What you are asked to do: Could you return each entry below exactly as written, minus any pictures?

Data to process:
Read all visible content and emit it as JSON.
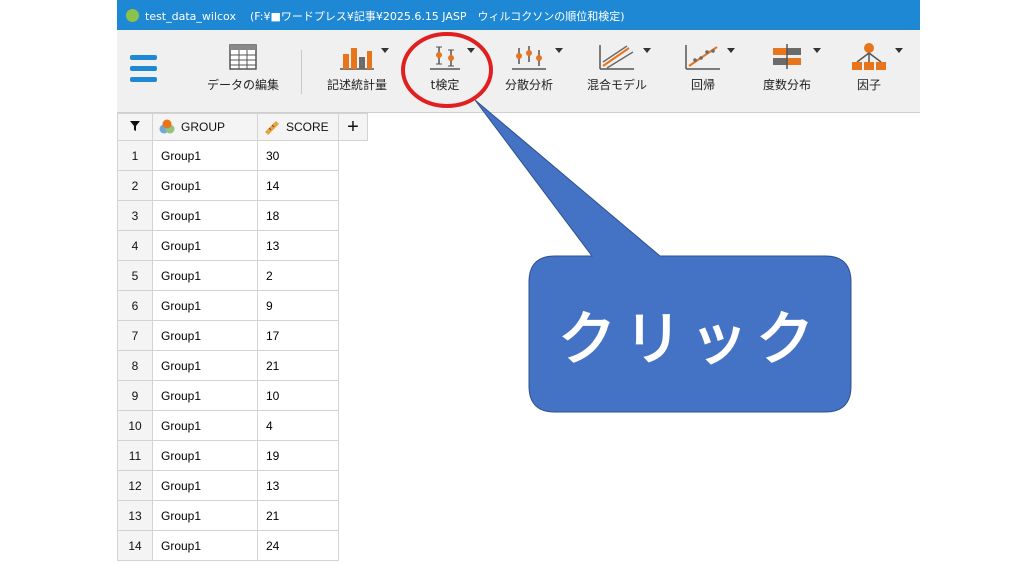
{
  "window": {
    "title": "test_data_wilcox",
    "path": "(F:¥■ワードプレス¥記事¥2025.6.15 JASP　ウィルコクソンの順位和検定)"
  },
  "ribbon": {
    "tools": [
      {
        "id": "data-edit",
        "label": "データの編集",
        "icon": "table-icon"
      },
      {
        "id": "descriptives",
        "label": "記述統計量",
        "icon": "bar-chart-icon"
      },
      {
        "id": "t-test",
        "label": "t検定",
        "icon": "t-test-icon"
      },
      {
        "id": "anova",
        "label": "分散分析",
        "icon": "anova-icon"
      },
      {
        "id": "mixed-models",
        "label": "混合モデル",
        "icon": "mixed-model-icon"
      },
      {
        "id": "regression",
        "label": "回帰",
        "icon": "regression-icon"
      },
      {
        "id": "frequencies",
        "label": "度数分布",
        "icon": "frequencies-icon"
      },
      {
        "id": "factor",
        "label": "因子",
        "icon": "factor-icon"
      }
    ]
  },
  "grid": {
    "columns": [
      {
        "name": "GROUP",
        "icon": "nominal-icon"
      },
      {
        "name": "SCORE",
        "icon": "scale-icon"
      }
    ],
    "add_column_label": "+",
    "rows": [
      {
        "n": "1",
        "group": "Group1",
        "score": "30"
      },
      {
        "n": "2",
        "group": "Group1",
        "score": "14"
      },
      {
        "n": "3",
        "group": "Group1",
        "score": "18"
      },
      {
        "n": "4",
        "group": "Group1",
        "score": "13"
      },
      {
        "n": "5",
        "group": "Group1",
        "score": "2"
      },
      {
        "n": "6",
        "group": "Group1",
        "score": "9"
      },
      {
        "n": "7",
        "group": "Group1",
        "score": "17"
      },
      {
        "n": "8",
        "group": "Group1",
        "score": "21"
      },
      {
        "n": "9",
        "group": "Group1",
        "score": "10"
      },
      {
        "n": "10",
        "group": "Group1",
        "score": "4"
      },
      {
        "n": "11",
        "group": "Group1",
        "score": "19"
      },
      {
        "n": "12",
        "group": "Group1",
        "score": "13"
      },
      {
        "n": "13",
        "group": "Group1",
        "score": "21"
      },
      {
        "n": "14",
        "group": "Group1",
        "score": "24"
      }
    ]
  },
  "annotation": {
    "callout_text": "クリック",
    "callout_color": "#4472c4",
    "highlight_color": "#e02020"
  },
  "colors": {
    "titlebar": "#1e88d4",
    "accent_orange": "#e8741c",
    "icon_gray": "#6b6b6b"
  }
}
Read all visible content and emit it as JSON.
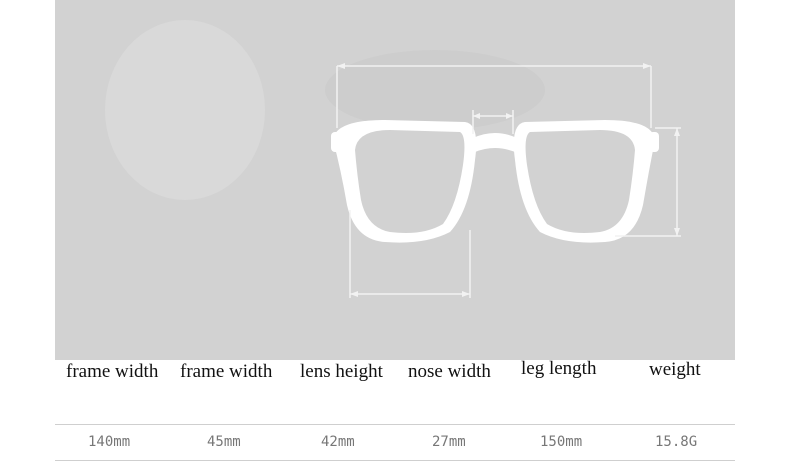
{
  "colors": {
    "photo_background": "#d2d2d2",
    "frame": "#ffffff",
    "label_text": "#111111",
    "value_text": "#777777"
  },
  "photo": {
    "subject_icon": "glasses-icon"
  },
  "spec_labels": [
    "frame width",
    "frame width",
    "lens height",
    "nose width",
    "leg length",
    "weight"
  ],
  "spec_values": [
    "140mm",
    "45mm",
    "42mm",
    "27mm",
    "150mm",
    "15.8G"
  ]
}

Response area:
Read all visible content and emit it as JSON.
{
  "window": {
    "title": "test_data_wilcox",
    "path": "(F:¥■ワードプレス¥記事¥2025.6.15 JASP　ウィルコクソンの順位和検定)"
  },
  "ribbon": {
    "tools": [
      {
        "id": "data-edit",
        "label": "データの編集",
        "icon": "table-icon"
      },
      {
        "id": "descriptives",
        "label": "記述統計量",
        "icon": "bar-chart-icon"
      },
      {
        "id": "t-test",
        "label": "t検定",
        "icon": "t-test-icon"
      },
      {
        "id": "anova",
        "label": "分散分析",
        "icon": "anova-icon"
      },
      {
        "id": "mixed-models",
        "label": "混合モデル",
        "icon": "mixed-model-icon"
      },
      {
        "id": "regression",
        "label": "回帰",
        "icon": "regression-icon"
      },
      {
        "id": "frequencies",
        "label": "度数分布",
        "icon": "frequencies-icon"
      },
      {
        "id": "factor",
        "label": "因子",
        "icon": "factor-icon"
      }
    ]
  },
  "grid": {
    "columns": [
      {
        "name": "GROUP",
        "icon": "nominal-icon"
      },
      {
        "name": "SCORE",
        "icon": "scale-icon"
      }
    ],
    "add_column_label": "+",
    "rows": [
      {
        "n": "1",
        "group": "Group1",
        "score": "30"
      },
      {
        "n": "2",
        "group": "Group1",
        "score": "14"
      },
      {
        "n": "3",
        "group": "Group1",
        "score": "18"
      },
      {
        "n": "4",
        "group": "Group1",
        "score": "13"
      },
      {
        "n": "5",
        "group": "Group1",
        "score": "2"
      },
      {
        "n": "6",
        "group": "Group1",
        "score": "9"
      },
      {
        "n": "7",
        "group": "Group1",
        "score": "17"
      },
      {
        "n": "8",
        "group": "Group1",
        "score": "21"
      },
      {
        "n": "9",
        "group": "Group1",
        "score": "10"
      },
      {
        "n": "10",
        "group": "Group1",
        "score": "4"
      },
      {
        "n": "11",
        "group": "Group1",
        "score": "19"
      },
      {
        "n": "12",
        "group": "Group1",
        "score": "13"
      },
      {
        "n": "13",
        "group": "Group1",
        "score": "21"
      },
      {
        "n": "14",
        "group": "Group1",
        "score": "24"
      }
    ]
  },
  "annotation": {
    "callout_text": "クリック",
    "callout_color": "#4472c4",
    "highlight_color": "#e02020"
  },
  "colors": {
    "titlebar": "#1e88d4",
    "accent_orange": "#e8741c",
    "icon_gray": "#6b6b6b"
  }
}
Read all visible content and emit it as JSON.
{
  "colors": {
    "photo_background": "#d2d2d2",
    "frame": "#ffffff",
    "label_text": "#111111",
    "value_text": "#777777"
  },
  "photo": {
    "subject_icon": "glasses-icon"
  },
  "spec_labels": [
    "frame width",
    "frame width",
    "lens height",
    "nose width",
    "leg length",
    "weight"
  ],
  "spec_values": [
    "140mm",
    "45mm",
    "42mm",
    "27mm",
    "150mm",
    "15.8G"
  ]
}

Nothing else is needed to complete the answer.